SALT LAKE CITY — Ralph Becker lagged 1,450 votes behind Jackie Biskupski in Tuesday's unofficial election results for Salt Lake City mayor, but nearly 24,000 vote-by-mail ballots arrived at the county clerk's office Wednesday and have yet to be counted.
Because a breakdown of how many of those ballots came from Salt Lake City won't be available until Thursday, Salt Lake County Clerk Sherrie Swensen said it's unclear what those remaining ballots mean for Salt Lake City's mayoral race.
Will Biskupski hold her 52 percent to 48 percent edge, or can Becker close the gap?
"I can't comment on that," Swensen said. "I have no idea."
By law, final results cannot be made public until they are certified with an official canvass Nov. 17.
Becker remained confident Wednesday that the race could shift in his favor after the remaining votes are counted.
"I'm anxious to see how it shakes out," the two-term mayor said in an interview on KSL Newsradio's "The Doug Wright Show."
Salt Lake City Recorder Cindi Mansell said until she knows what portion of the ballots came from the city, she can't say what percent of the yet-to-be-counted votes Becker will need to prevail. She did, however, say late ballots typically follow a similar voting pattern as election night results.
That's why University of Utah political science professor Matthew Burbank said Becker has probably already lost the race.
"Certainly there is a little bit of uncertainty, but it seems unlikely that (Becker) will win this in the end," Burbank said.
Becker said since he declared his candidacy in January, he's felt as though he's been "swimming against the current of the third term."
Burbank said a mayor winning three elections is rare in Salt Lake City, and Becker's favorability among voters was likely weighed down by a collection of controversies voters attribute to Becker's administration: golf course closures, unpopular parking meters and the expensive Broadway-style theater being built on Main Street.
"What this came down to was a question of personality and a question of incumbent versus the challenger, whether people were satisfied with Becker after eight years in office or if they were looking to make a change," Burbank said. "What (Biskupski) did well was present herself as an alternative, somebody with a different approach. She captured this sense of dissatisfaction of people saying they were tired of Becker."

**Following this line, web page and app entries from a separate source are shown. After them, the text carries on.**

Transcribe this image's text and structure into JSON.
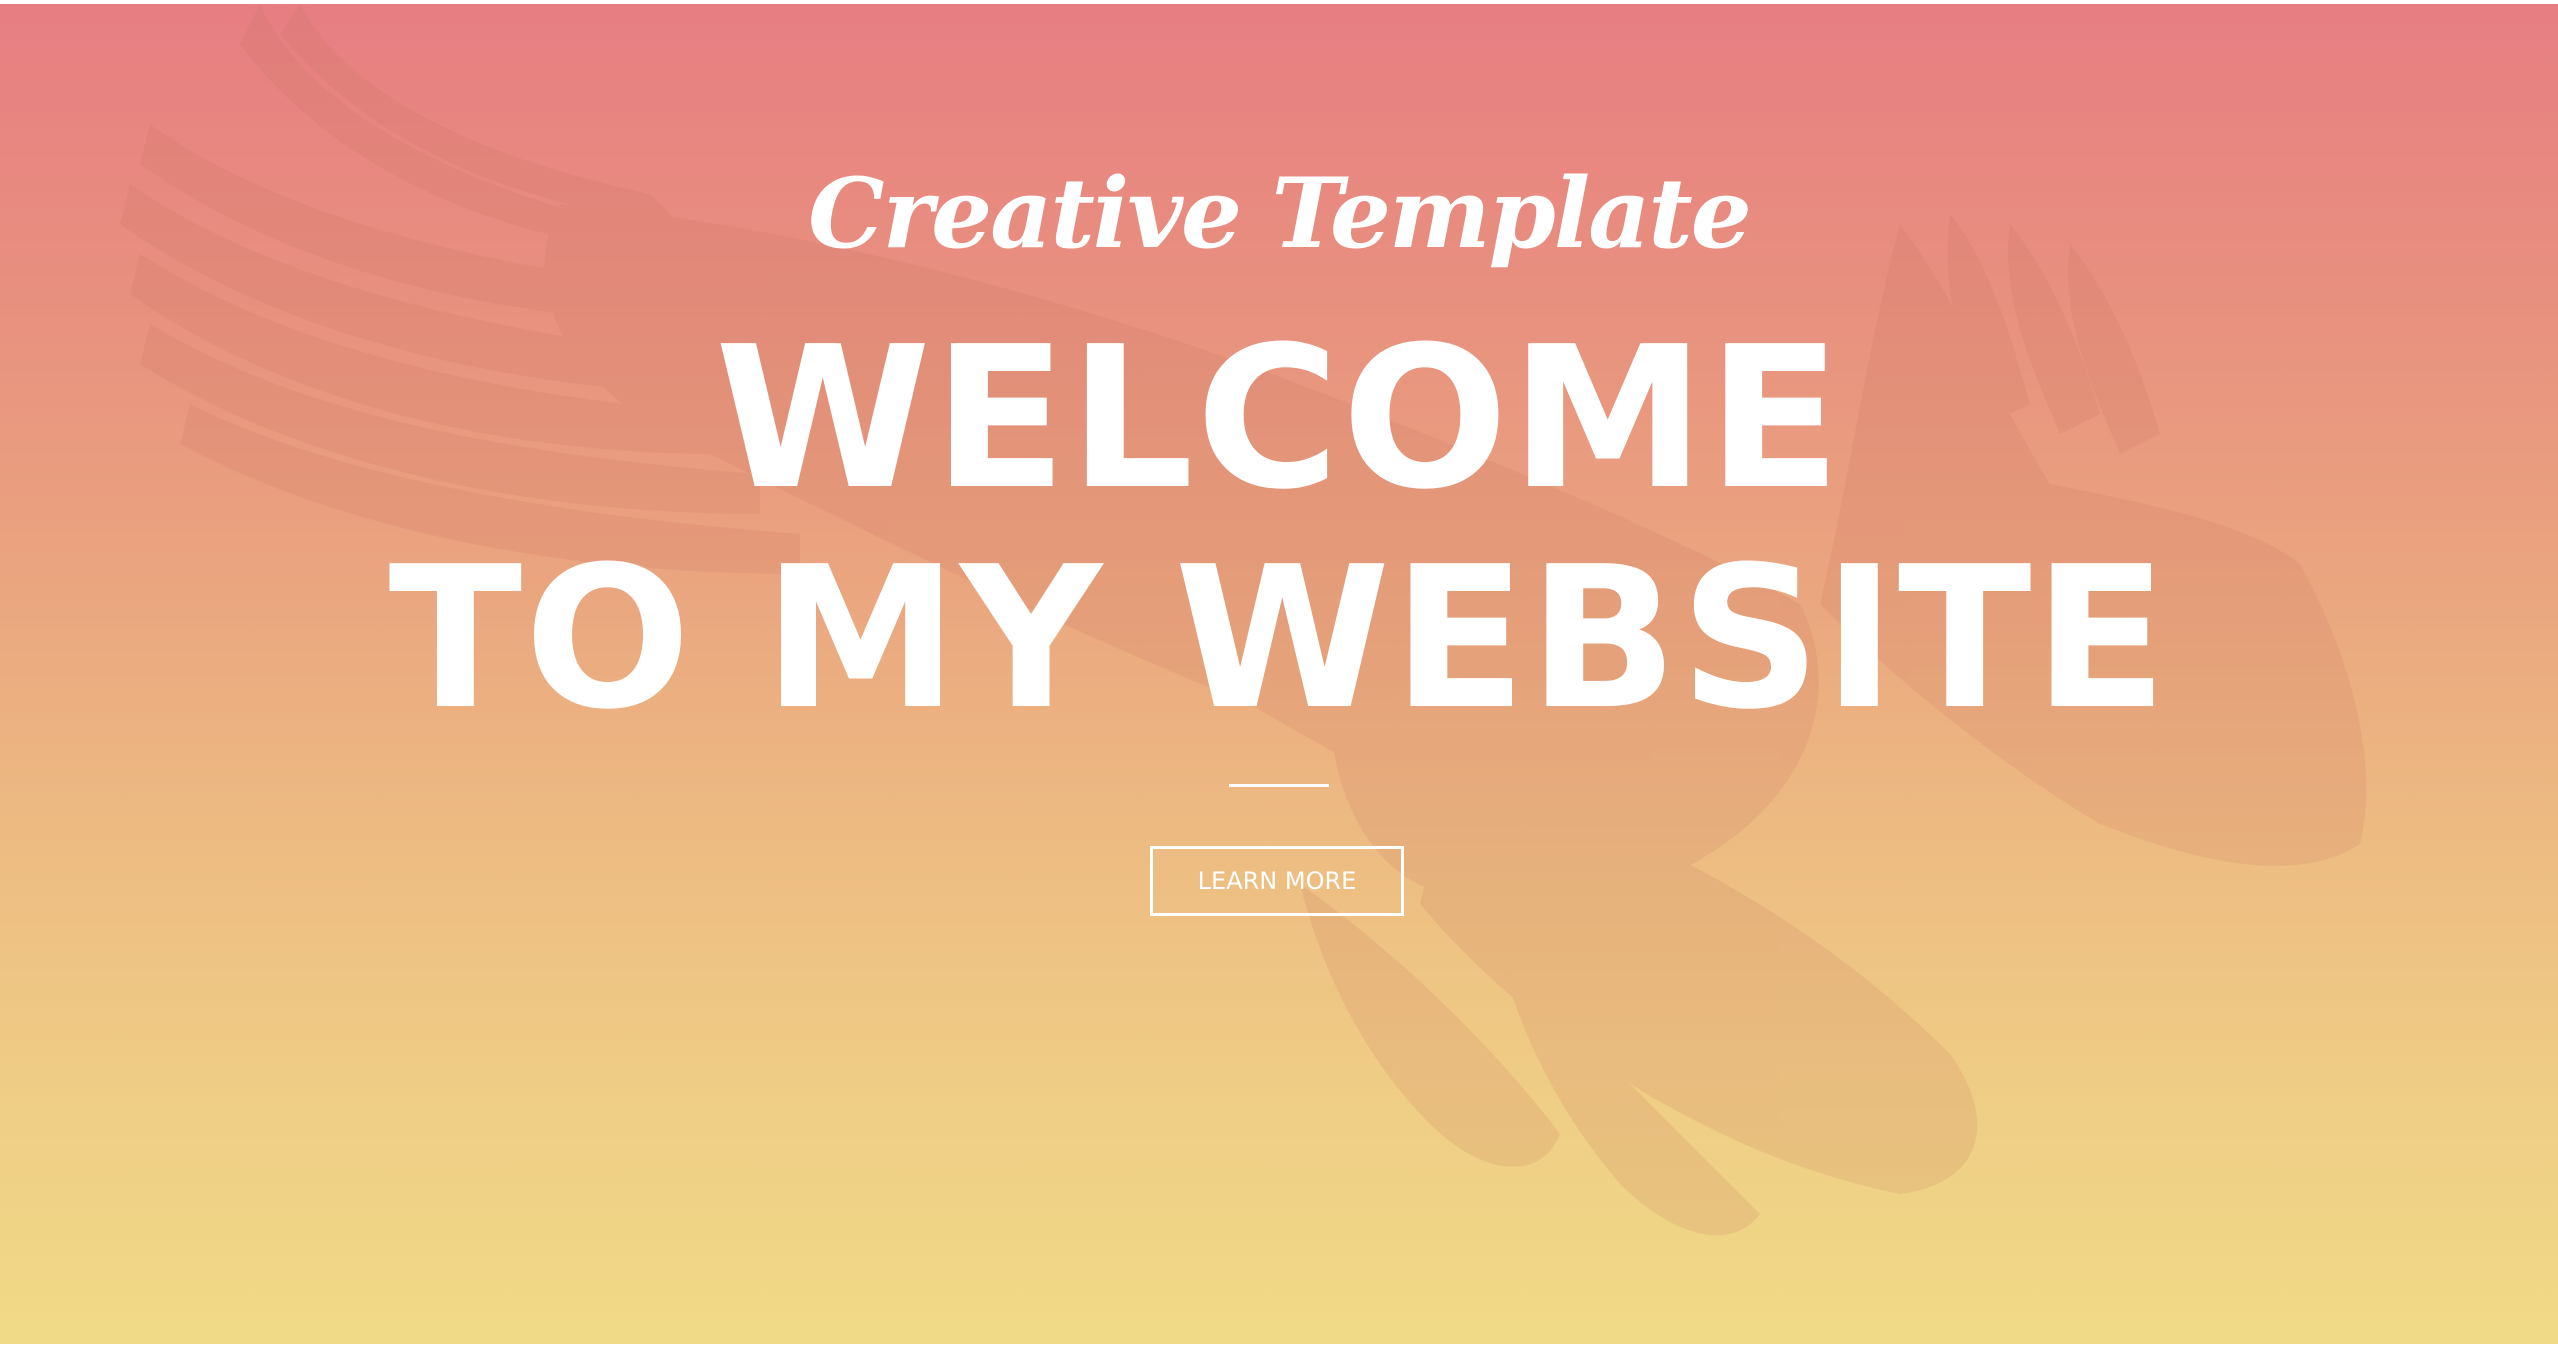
{
  "hero": {
    "tagline": "Creative Template",
    "headline_line1": "WELCOME",
    "headline_line2": "TO MY WEBSITE",
    "cta_label": "LEARN MORE",
    "background_image": "eagle-silhouette",
    "gradient_colors": [
      "#e77e82",
      "#eaa47f",
      "#f0da87"
    ]
  }
}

Burbank said both Becker and Biskupski's campaigns — funded at more than $876,000 and $620,000, respectively — were both well-managed, with neither making "major political blunders."
Rather, the blunder that seemed to have the most impact on Becker, the U. professor said, was the forced resignation of former Police Chief Chris Burbank in the wake of a sexual harassment lawsuit filed by three female police officers.

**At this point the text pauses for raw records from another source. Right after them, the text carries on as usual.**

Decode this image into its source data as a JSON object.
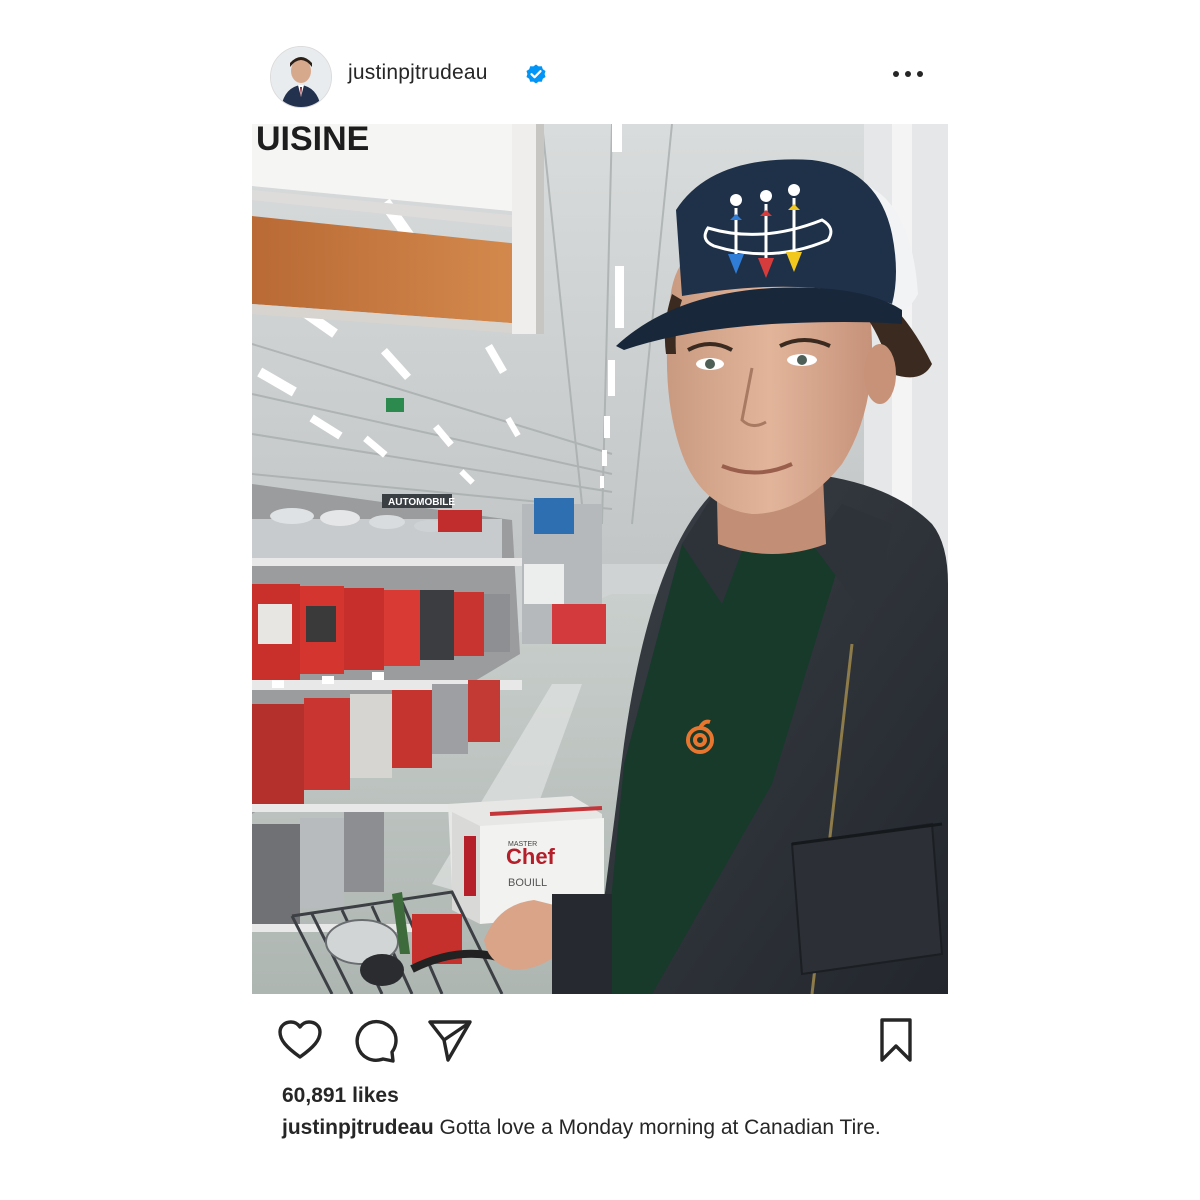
{
  "post": {
    "username": "justinpjtrudeau",
    "verified": true,
    "more_icon": "more-horizontal-icon",
    "photo": {
      "sign_text": "UISINE",
      "aisle_sign_text": "AUTOMOBILE",
      "box_brand": "Chef",
      "box_brand_small": "MASTER",
      "box_sub": "BOUILL"
    },
    "actions": {
      "like_icon": "heart-icon",
      "comment_icon": "comment-icon",
      "share_icon": "send-icon",
      "save_icon": "bookmark-icon"
    },
    "likes": "60,891 likes",
    "caption": {
      "username": "justinpjtrudeau",
      "text": "Gotta love a Monday morning at Canadian Tire."
    }
  },
  "colors": {
    "text": "#262626",
    "verified_blue": "#0095f6",
    "cap_navy": "#1f3148"
  }
}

"The firing wasn't a sharp distinction because Biskupski said she would have fired Burbank, too, just earlier, but it was how it was handled," Matthew Burbank said. "It looked like a late-in-the-game reaction leading up to the primary, so it looked much more political than he intended it to."
If she maintains her lead, Biskupski told Doug Wright that her first course of action will be to "make significant strides" in homelessness and drug-trafficking issues.
Matthew Burbank said there isn't really a stark difference between Becker and Biskupski regarding policy positions, and Salt Lake City residents likely won't notice a big difference if — or when — Biskupski takes office.
"When you bring in a new administration, there's going to be a shift in priorities, but honestly I don't think there will be a big change," he said. "Certainly Biskupski might get personally involved on homelessness and perhaps move that along a little more quickly, but that's a difficult issue. It's not one the city has complete control over, and it's not one that any mayor is going to be able to resolve immediately."